*Exercise requirements:* Whenever a line in the data holds the string "name", copy that line.

Material supplied Block Start

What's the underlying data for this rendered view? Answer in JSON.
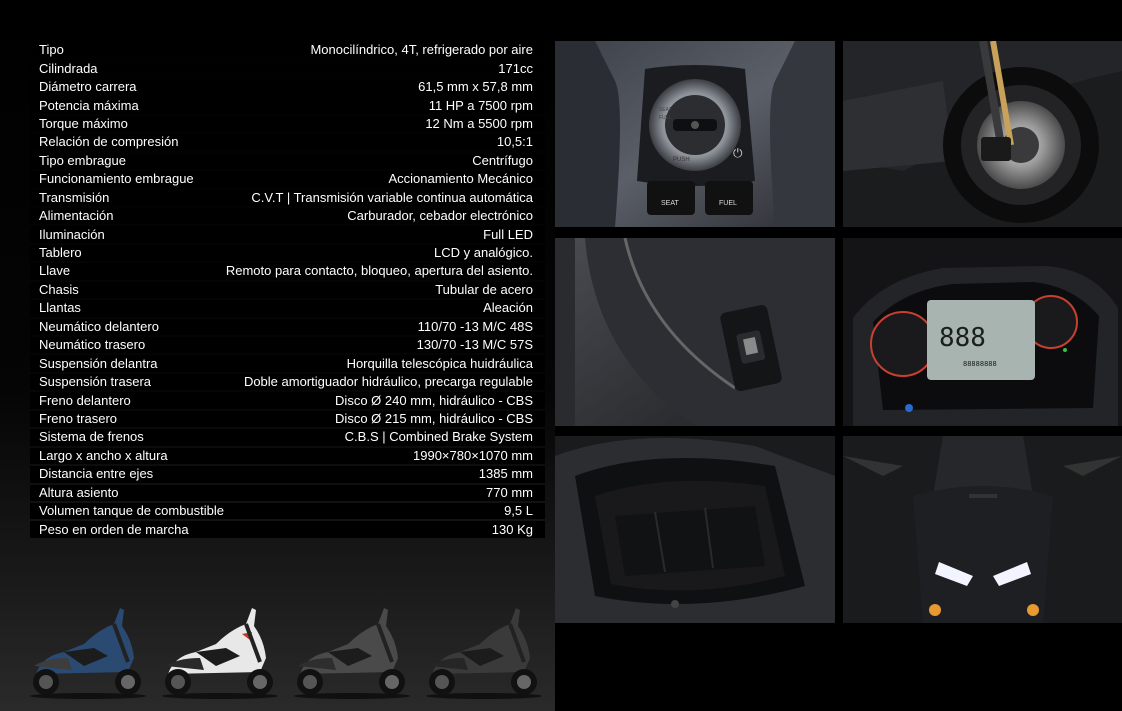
{
  "specs": [
    {
      "label": "Tipo",
      "value": "Monocilíndrico, 4T, refrigerado por aire"
    },
    {
      "label": "Cilindrada",
      "value": "171cc"
    },
    {
      "label": "Diámetro carrera",
      "value": "61,5 mm x 57,8 mm"
    },
    {
      "label": "Potencia máxima",
      "value": "11 HP a 7500 rpm"
    },
    {
      "label": "Torque máximo",
      "value": "12 Nm a 5500 rpm"
    },
    {
      "label": "Relación de compresión",
      "value": "10,5:1"
    },
    {
      "label": "Tipo embrague",
      "value": "Centrífugo"
    },
    {
      "label": "Funcionamiento embrague",
      "value": "Accionamiento Mecánico"
    },
    {
      "label": "Transmisión",
      "value": "C.V.T | Transmisión variable continua automática"
    },
    {
      "label": "Alimentación",
      "value": "Carburador, cebador electrónico"
    },
    {
      "label": "Iluminación",
      "value": "Full LED"
    },
    {
      "label": "Tablero",
      "value": "LCD y analógico."
    },
    {
      "label": "Llave",
      "value": "Remoto para contacto, bloqueo, apertura del asiento."
    },
    {
      "label": "Chasis",
      "value": "Tubular de acero"
    },
    {
      "label": "Llantas",
      "value": "Aleación"
    },
    {
      "label": "Neumático delantero",
      "value": "110/70 -13 M/C 48S"
    },
    {
      "label": "Neumático trasero",
      "value": "130/70 -13 M/C 57S"
    },
    {
      "label": "Suspensión delantra",
      "value": "Horquilla telescópica huidráulica"
    },
    {
      "label": "Suspensión trasera",
      "value": "Doble amortiguador hidráulico, precarga regulable"
    },
    {
      "label": "Freno delantero",
      "value": "Disco Ø 240 mm, hidráulico - CBS"
    },
    {
      "label": "Freno trasero",
      "value": "Disco Ø 215 mm, hidráulico - CBS"
    },
    {
      "label": "Sistema de frenos",
      "value": "C.B.S | Combined Brake System"
    },
    {
      "label": "Largo x ancho x altura",
      "value": "1990×780×1070 mm"
    },
    {
      "label": "Distancia entre ejes",
      "value": "1385 mm"
    },
    {
      "label": "Altura asiento",
      "value": "770 mm"
    },
    {
      "label": "Volumen tanque de combustible",
      "value": "9,5 L"
    },
    {
      "label": "Peso en orden de marcha",
      "value": "130 Kg"
    }
  ],
  "photos": {
    "ignition": {
      "seat_label": "SEAT",
      "fuel_label": "FUEL",
      "push_label": "PUSH",
      "seat_small": "SEAT",
      "fuel_small": "FUEL"
    },
    "dashboard": {
      "lcd_value": "888",
      "odometer": "88888888"
    }
  },
  "bike_colors": [
    {
      "name": "blue",
      "color": "#2a4a72"
    },
    {
      "name": "white",
      "color": "#e8e8e8"
    },
    {
      "name": "gray",
      "color": "#4a4a4a"
    },
    {
      "name": "dark-gray",
      "color": "#3a3a3a"
    }
  ]
}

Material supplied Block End

*Result of the exercise:*
      "name": "blue",
      "name": "white",
      "name": "gray",
      "name": "dark-gray",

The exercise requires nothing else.